After speeding through college and graduate school, Jo Handelsman became a professor of plant pathology at the University of Wisconsin–Madison when she was just 26. "I was so unprepared," Handelsman recalls with a shudder. "We are extremely well prepared to do research. But that's not all we do as faculty."
She had no training for perhaps the scariest task of all: teaching. When Handelsman first entered the classroom, she lectured at her students, like most of her colleagues before her. "We all go into the classroom and simply do what was done to us. That's not a very scientific way to go about it," she says. "We would never do that in our research."
As she stood terrified in front of those students, Handelsman had no idea that, two decades later, she would be known nationwide for her efforts to improve science teaching.
The gap between what Handelsman was telling students—a lot—and what they were taking in—very little—became clear when she started teaching a class for 30 undergraduate nonscience majors. The breaking point came when she tried to teach the students how to prove that a microbe was the cause of a disease. "It just felt so dry, so mechanical, that I finally said to them, 'You guys just have to do this.'" At the next class, Handelsman arrived with Petri dishes, toothpicks, and sick plants. "At first, they all just stared at me and had no idea of how to proceed. I told them to talk to each other." The room erupted. "They were acting just like scientists," Handelsman recalls proudly. "That was the moment that I realized that there really is another way to teach."
Handelsman calls that way "scientific teaching." She draws on evidence-based studies to create a "toolbox" to improve undergraduate science teaching, such as active learning, mentoring, classroom diversity, and self-correction through feedback—lessons she has developed since her appointment as an HHMI professor in 2002. A good lesson incorporates the best aspects of science itself: the rigor, creativity, and dynamism of a scientific community and the thrill of the experimental chase, she says.
As an advocate for teaching reform, Handelsman has been a regular co-organizer of the Summer Institute on Undergraduate Education in Biology, sponsored by the National Academy of Sciences and HHMI, among other organizations. The intensive, week-long course brings together faculty from universities across the country to work on integrating research and modern learning techniques into classes that help students understand how scientists think.
Handelsman moved from Wisconsin to Yale University in January 2010. She says her reappointment as an HHMI professor will allow her to sharpen her scientific teaching "toolkit" and promote its use through the Scientific Teaching Fellows Program and the Summer Institute. Graduates of these programs will be dispatched as ambassadors to regional Summer Institutes that planners hope will spread the word about scientific teaching nationwide.

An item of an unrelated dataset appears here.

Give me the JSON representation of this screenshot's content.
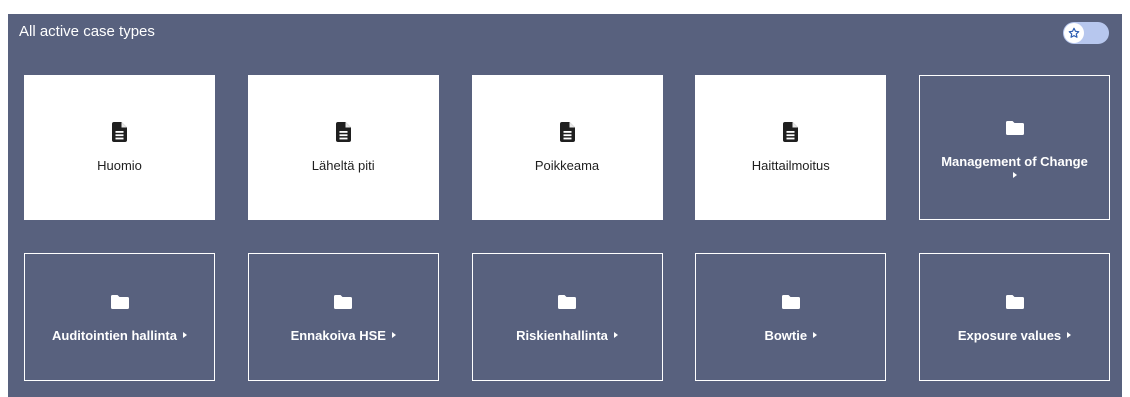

She also hopes to take on the issue of faculty diversity. Since white men are the norm among faculty on most college campuses, women and people from minority groups sometimes feel out of place, Handelsman says, an attitude that she has seen reflected in counterproductive ways in science classrooms. To try to address the origins of those feelings head-on, Handelsman will work with the drama schools at both Wisconsin and Yale to create and perform short plays that dramatize diversity issues in the classroom and provoke discussion among science faculty and students.